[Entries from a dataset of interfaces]
-----

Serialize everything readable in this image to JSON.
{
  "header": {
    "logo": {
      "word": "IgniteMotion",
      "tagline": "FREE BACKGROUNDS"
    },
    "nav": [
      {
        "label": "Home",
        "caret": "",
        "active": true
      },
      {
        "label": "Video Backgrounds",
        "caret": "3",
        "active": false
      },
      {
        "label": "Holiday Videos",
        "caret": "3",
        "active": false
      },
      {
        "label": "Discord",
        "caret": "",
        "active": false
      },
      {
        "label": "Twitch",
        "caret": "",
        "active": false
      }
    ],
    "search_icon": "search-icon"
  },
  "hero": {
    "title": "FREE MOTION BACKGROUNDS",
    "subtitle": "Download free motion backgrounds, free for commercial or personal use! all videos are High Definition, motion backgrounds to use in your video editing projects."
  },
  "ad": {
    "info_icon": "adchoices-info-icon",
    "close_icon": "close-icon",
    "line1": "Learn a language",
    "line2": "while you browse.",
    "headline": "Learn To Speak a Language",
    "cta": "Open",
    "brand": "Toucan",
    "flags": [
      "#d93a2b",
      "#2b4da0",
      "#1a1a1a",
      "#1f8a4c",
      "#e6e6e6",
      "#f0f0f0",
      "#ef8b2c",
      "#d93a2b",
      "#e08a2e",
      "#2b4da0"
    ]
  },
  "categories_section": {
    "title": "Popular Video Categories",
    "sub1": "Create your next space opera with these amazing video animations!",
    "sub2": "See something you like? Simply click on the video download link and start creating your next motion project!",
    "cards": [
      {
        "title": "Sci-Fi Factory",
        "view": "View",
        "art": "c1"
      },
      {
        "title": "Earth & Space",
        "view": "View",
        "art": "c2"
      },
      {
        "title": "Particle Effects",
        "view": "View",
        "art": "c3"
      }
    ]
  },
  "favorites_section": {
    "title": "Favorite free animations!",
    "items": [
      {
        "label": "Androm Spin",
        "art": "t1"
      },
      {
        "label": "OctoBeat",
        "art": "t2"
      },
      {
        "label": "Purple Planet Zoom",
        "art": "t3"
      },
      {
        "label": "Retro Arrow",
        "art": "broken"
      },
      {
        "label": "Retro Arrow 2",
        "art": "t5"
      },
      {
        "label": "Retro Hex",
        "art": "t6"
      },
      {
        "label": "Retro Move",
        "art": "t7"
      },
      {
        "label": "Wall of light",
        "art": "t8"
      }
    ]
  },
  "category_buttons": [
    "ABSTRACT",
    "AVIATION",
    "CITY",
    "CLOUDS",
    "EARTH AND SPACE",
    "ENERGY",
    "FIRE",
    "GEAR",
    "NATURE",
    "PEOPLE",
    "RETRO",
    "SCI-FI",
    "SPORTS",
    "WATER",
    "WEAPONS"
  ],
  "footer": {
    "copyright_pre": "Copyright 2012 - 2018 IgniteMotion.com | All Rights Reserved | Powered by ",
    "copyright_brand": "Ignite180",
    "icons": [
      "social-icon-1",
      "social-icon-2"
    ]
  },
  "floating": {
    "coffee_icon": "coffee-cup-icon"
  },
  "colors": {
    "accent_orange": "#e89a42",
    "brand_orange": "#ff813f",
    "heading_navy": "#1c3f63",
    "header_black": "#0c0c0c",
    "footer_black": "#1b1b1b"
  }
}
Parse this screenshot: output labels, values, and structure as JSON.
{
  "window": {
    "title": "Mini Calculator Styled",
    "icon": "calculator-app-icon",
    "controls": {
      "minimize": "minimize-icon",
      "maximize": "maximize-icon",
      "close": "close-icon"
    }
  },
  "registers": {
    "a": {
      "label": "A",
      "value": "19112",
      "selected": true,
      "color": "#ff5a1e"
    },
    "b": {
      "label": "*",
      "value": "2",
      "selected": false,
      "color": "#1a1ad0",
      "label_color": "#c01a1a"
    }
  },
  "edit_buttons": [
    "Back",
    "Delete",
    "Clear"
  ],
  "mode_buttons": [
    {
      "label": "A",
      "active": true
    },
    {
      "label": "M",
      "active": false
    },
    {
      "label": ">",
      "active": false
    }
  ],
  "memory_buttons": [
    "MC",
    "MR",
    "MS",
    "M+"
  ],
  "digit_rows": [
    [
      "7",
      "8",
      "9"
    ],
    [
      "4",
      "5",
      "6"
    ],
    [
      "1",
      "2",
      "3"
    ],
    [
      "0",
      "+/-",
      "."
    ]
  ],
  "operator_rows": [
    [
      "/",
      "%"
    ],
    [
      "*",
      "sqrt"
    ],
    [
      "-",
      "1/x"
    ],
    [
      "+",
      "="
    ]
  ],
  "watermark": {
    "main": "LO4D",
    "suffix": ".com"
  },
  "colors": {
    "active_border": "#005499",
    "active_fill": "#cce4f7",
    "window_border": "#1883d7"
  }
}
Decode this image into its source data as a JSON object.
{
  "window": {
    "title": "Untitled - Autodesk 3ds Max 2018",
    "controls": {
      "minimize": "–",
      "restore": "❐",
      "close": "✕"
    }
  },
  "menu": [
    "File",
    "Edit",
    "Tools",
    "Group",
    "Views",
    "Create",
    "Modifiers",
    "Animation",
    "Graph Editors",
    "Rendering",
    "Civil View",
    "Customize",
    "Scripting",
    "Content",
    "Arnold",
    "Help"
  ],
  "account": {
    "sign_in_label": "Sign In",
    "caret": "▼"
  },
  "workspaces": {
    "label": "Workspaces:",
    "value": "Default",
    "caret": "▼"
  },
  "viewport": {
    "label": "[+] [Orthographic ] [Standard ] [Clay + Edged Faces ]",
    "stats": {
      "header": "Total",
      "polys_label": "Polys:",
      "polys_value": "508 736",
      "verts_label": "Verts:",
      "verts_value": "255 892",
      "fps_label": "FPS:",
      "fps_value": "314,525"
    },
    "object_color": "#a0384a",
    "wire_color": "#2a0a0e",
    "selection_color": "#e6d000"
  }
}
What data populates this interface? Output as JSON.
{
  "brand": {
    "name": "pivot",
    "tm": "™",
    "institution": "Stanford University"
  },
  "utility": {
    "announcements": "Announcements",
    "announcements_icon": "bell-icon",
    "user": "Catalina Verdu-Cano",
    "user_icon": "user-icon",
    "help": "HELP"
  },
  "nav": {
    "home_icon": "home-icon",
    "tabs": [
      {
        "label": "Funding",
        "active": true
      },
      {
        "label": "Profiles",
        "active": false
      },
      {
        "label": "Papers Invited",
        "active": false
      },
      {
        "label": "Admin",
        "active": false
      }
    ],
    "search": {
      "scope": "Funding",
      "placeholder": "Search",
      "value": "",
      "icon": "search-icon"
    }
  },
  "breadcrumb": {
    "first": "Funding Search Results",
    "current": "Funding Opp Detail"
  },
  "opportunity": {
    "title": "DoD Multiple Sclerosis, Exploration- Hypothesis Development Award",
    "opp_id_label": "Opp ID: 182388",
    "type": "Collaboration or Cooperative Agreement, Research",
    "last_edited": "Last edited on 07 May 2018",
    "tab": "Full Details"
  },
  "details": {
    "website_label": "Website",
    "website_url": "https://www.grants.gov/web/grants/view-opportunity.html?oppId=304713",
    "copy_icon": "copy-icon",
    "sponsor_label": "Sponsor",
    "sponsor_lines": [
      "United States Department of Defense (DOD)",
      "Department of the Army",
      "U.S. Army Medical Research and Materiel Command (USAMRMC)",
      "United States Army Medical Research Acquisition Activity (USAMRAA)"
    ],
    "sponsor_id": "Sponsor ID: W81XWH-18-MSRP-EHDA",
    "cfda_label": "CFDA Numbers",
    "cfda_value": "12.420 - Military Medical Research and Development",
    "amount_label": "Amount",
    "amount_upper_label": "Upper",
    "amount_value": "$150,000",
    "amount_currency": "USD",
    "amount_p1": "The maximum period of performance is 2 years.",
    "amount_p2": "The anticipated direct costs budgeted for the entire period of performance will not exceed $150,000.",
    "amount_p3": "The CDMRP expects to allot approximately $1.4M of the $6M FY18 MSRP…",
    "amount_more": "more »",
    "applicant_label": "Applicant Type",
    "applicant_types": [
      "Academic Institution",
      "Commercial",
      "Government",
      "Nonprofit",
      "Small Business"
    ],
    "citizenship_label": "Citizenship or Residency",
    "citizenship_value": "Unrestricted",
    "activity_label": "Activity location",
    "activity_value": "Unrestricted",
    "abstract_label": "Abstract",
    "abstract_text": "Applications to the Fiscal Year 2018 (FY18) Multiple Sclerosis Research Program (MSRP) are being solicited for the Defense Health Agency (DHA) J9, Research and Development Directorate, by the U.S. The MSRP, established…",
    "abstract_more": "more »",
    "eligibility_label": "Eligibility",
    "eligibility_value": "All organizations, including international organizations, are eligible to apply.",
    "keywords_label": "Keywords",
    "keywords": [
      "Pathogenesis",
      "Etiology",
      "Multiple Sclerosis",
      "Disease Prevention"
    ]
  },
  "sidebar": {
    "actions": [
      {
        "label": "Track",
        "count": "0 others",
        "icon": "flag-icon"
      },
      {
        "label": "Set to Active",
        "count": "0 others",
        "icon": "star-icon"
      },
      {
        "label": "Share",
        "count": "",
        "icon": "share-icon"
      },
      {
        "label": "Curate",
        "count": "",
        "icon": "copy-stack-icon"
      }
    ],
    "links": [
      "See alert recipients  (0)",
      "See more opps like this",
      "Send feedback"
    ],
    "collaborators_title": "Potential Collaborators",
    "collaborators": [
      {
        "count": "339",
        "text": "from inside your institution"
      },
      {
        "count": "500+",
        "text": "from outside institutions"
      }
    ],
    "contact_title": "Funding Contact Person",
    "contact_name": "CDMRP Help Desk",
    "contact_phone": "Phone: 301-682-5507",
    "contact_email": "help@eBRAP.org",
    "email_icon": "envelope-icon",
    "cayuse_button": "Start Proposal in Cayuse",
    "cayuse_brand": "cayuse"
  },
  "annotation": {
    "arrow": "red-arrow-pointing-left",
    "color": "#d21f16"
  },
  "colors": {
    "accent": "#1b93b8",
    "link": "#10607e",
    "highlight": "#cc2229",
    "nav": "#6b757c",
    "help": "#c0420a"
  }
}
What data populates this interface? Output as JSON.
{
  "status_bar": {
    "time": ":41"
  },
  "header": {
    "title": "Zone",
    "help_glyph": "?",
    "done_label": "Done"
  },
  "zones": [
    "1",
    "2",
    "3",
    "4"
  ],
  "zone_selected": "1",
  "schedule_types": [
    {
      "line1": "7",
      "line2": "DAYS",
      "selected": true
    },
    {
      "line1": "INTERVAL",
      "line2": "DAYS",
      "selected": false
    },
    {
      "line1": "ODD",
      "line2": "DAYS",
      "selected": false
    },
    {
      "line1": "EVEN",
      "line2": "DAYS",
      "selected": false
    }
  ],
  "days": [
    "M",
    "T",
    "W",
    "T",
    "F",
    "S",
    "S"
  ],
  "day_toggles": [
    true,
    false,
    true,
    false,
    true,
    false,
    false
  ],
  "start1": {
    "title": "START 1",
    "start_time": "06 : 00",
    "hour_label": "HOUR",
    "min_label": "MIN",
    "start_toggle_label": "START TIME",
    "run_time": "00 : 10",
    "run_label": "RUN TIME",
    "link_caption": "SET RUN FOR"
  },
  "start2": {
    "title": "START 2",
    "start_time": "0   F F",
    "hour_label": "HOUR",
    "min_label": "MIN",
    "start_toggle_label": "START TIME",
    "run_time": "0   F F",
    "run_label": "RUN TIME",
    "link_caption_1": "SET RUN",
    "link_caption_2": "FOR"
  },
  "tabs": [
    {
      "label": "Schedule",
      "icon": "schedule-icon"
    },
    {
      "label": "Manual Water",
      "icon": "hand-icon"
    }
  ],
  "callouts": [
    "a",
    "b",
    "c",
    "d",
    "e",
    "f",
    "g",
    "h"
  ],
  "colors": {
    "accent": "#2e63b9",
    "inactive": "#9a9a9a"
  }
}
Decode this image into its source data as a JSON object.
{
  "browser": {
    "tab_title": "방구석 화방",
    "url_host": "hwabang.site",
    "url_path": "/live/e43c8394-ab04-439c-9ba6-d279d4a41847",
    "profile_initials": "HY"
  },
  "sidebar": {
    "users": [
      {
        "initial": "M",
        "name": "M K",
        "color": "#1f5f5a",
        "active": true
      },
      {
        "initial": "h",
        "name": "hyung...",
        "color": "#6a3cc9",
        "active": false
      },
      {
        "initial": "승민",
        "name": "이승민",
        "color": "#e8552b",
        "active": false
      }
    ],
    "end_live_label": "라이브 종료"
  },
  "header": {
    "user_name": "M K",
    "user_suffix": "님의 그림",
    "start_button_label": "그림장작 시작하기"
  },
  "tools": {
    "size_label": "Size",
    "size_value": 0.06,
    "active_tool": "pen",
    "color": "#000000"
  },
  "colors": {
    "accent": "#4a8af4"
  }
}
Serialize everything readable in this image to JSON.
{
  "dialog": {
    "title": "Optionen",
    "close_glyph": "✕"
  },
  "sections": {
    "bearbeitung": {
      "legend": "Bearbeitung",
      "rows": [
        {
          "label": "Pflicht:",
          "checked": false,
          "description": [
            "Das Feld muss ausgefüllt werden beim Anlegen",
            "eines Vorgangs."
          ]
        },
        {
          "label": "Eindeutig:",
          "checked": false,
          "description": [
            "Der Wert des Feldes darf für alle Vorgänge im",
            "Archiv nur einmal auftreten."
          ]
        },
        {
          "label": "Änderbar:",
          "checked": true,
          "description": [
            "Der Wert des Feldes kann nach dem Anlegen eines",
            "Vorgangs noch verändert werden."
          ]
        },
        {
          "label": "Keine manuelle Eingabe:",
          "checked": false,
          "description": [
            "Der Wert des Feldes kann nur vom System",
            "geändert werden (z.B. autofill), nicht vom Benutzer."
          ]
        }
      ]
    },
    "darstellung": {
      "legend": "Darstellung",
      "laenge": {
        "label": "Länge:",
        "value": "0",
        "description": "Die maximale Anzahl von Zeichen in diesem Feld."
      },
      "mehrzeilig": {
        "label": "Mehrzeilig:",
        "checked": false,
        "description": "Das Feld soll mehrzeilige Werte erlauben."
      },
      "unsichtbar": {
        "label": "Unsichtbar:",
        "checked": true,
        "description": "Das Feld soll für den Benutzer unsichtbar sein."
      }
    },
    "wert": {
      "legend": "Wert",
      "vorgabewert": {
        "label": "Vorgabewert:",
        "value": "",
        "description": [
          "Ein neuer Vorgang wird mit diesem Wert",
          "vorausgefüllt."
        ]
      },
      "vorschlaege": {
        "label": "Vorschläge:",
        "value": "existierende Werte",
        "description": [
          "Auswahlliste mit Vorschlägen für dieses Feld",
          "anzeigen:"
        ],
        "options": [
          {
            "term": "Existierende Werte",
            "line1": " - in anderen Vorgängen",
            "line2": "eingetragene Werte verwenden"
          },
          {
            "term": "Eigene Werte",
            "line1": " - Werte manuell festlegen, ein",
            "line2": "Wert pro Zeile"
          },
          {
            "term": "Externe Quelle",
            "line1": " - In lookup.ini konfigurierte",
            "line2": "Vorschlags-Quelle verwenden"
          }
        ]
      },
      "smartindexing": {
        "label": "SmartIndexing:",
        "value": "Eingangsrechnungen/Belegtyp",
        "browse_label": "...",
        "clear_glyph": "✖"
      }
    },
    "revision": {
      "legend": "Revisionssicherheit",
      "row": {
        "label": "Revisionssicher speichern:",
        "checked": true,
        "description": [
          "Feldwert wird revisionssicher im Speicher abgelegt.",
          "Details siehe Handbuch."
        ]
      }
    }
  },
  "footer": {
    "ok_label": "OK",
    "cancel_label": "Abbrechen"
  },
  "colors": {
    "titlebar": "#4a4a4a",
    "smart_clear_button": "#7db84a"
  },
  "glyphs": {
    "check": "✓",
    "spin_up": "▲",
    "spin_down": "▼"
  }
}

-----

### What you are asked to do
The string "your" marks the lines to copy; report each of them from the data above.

### Output for this exercise
    "subtitle": "Download free motion backgrounds, free for commercial or personal use! all videos are High Definition, motion backgrounds to use in your video editing projects."
    "sub1": "Create your next space opera with these amazing video animations!",
    "sub2": "See something you like? Simply click on the video download link and start creating your next motion project!",
        "text": "from inside your institution"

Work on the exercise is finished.